For this reason, a critical feature of any online citator is its ability to narrow down the citation results list. KeyCite and Shepard's utilize different methods. Shepard's incorporates Lexis's powerful Focus feature, which allows researchers (at no additional cost) to conduct additional searches on a particular results set. For example, if a Shepard's search reveals 678 citing references, the researcher can refine this list by conducting an additional search of these 678 documents. This feature is a wonderful and cost-effective way to find a needle in the digital haystack.
At present, there is no similar feature available in KeyCite, although company officials have indicated that West's corresponding Locate feature will be incorporated shortly. What KeyCite does offer is the ability to narrow a results list using West's digest topics and key numbers. In fact, the description of each West key number can be viewed when limiting a results list, making it easy to pinpoint the cases that deal with the particular issue that is being researched.
A similar function is also offered in Shepard's, although the full text of each key number is not available. Rather, a researcher must know which key number to select when limiting a particular search. Unless the researcher has the West Digest handy, the implementation of this feature is difficult.
Another innovative feature offered only in KeyCite is the Table of Authorities, which takes every authority discussed in the cited case and presents it in a table that contains a visual cue (red, yellow, or blue flag) for each reference. This analysis allows researches to quickly examine the underlying authority that the particular case is based on and better assess the overall stability of the case.
Both Shine in the Key Area
While there are several differences in presentation style, both citators now excel in the most important area-determining whether a cited authority is still good law. Previous weaknesses in each citator have been eliminated, and now both generate current and comprehensive reports.
Shepard's previously had the edge in scope-it covered statutes and pre-National Reporter system cases.
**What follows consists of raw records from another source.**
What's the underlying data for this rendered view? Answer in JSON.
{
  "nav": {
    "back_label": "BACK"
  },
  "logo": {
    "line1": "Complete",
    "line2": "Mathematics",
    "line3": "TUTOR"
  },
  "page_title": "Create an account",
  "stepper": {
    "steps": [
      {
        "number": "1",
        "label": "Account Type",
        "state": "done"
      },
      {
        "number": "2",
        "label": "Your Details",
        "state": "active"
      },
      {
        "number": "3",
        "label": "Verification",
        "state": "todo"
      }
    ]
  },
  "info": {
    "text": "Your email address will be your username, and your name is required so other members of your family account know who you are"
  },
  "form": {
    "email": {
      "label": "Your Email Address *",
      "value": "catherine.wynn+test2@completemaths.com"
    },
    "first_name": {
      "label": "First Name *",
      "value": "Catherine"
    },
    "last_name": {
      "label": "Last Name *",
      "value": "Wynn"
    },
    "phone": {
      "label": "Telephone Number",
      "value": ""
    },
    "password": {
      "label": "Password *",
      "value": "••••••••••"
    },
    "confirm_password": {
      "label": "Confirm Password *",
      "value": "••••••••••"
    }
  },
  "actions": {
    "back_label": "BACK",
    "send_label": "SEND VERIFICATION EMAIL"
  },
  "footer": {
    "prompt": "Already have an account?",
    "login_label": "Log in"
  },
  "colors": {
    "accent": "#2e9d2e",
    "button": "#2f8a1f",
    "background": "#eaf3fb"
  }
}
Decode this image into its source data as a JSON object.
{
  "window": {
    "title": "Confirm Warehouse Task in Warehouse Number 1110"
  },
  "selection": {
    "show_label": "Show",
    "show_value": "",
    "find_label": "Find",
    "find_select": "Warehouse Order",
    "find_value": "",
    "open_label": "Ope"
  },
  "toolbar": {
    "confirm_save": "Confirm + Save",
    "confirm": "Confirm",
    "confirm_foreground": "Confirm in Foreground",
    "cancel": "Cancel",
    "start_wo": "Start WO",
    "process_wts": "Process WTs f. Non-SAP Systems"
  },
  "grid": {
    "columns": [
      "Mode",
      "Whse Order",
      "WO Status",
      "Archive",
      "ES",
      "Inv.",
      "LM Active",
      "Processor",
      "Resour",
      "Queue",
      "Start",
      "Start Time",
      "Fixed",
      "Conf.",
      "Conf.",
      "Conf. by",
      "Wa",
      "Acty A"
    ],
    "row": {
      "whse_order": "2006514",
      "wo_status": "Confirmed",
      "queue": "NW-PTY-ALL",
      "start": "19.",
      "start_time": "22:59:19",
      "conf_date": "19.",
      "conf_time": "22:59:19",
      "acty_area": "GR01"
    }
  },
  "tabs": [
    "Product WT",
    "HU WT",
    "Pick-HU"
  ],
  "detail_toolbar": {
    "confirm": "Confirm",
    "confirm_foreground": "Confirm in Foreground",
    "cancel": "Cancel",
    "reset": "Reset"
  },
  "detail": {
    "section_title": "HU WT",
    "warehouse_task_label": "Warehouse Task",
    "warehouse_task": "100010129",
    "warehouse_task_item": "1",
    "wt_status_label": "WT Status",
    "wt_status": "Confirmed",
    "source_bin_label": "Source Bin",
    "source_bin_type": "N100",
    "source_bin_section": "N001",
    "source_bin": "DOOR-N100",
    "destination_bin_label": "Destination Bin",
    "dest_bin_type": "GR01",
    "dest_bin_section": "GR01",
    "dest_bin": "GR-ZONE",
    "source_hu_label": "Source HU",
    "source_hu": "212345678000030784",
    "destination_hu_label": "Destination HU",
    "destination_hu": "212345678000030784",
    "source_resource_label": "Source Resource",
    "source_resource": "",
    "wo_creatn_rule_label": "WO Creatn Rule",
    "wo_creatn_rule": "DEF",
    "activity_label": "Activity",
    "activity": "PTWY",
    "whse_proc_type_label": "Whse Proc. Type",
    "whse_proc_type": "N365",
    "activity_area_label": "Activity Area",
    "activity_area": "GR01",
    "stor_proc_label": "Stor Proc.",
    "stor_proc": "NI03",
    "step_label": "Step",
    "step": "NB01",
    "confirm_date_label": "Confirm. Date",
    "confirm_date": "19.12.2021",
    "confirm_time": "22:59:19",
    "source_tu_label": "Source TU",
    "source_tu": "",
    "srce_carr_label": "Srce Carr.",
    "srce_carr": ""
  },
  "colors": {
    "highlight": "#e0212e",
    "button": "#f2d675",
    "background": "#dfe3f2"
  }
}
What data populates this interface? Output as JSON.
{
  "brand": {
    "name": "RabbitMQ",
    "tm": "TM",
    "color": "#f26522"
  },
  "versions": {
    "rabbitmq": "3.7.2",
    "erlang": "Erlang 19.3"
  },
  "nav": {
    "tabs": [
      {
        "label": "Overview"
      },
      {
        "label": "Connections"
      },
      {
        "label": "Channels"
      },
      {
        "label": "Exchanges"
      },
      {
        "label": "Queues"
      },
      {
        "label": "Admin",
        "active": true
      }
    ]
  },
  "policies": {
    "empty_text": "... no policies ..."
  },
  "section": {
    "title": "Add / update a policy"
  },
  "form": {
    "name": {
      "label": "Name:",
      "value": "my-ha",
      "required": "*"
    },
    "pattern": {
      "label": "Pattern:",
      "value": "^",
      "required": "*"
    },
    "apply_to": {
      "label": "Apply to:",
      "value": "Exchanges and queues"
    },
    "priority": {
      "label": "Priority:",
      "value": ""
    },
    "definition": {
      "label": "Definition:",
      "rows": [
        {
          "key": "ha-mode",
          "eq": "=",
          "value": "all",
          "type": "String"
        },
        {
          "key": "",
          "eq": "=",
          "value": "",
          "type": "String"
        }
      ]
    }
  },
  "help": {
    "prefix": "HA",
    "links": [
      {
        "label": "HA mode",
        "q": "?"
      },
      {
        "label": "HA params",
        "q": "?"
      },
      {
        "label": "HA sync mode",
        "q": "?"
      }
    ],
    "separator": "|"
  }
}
The new version of KeyCite now covers these areas. Conversely, in head-to-head comparison, KeyCite generated more cited references than the prior online version of Shepard's. This difference exists because KeyCite analyzed over 600 law reviews, unpublished decisions, and scores of secondary sources, while Shepard's did not. Today, Shepard's covers over 400 law reviews, unpublished decisions, and any treatise found on Lexis, substantially shrinking that differential.
Another important area of similarity is price. Both KeyCite and Shepard's charge $3.75 for each search. Although there may be additional charges for viewing cited cases and printing or sending an e-mail text of results, cost is not a determining factor-especially when compared to the billable hour time it took to cite check cases the old-fashioned way.
Because of the substantive similarities, it is hard for researchers to make a bad choice. Which one is right for a particular firm probably depends more on personal preferences and which online giant offers the better deal. In any event, the consequence of this war of citators has resulted in substantial improvement to both products, making legal researchers the ultimate victor.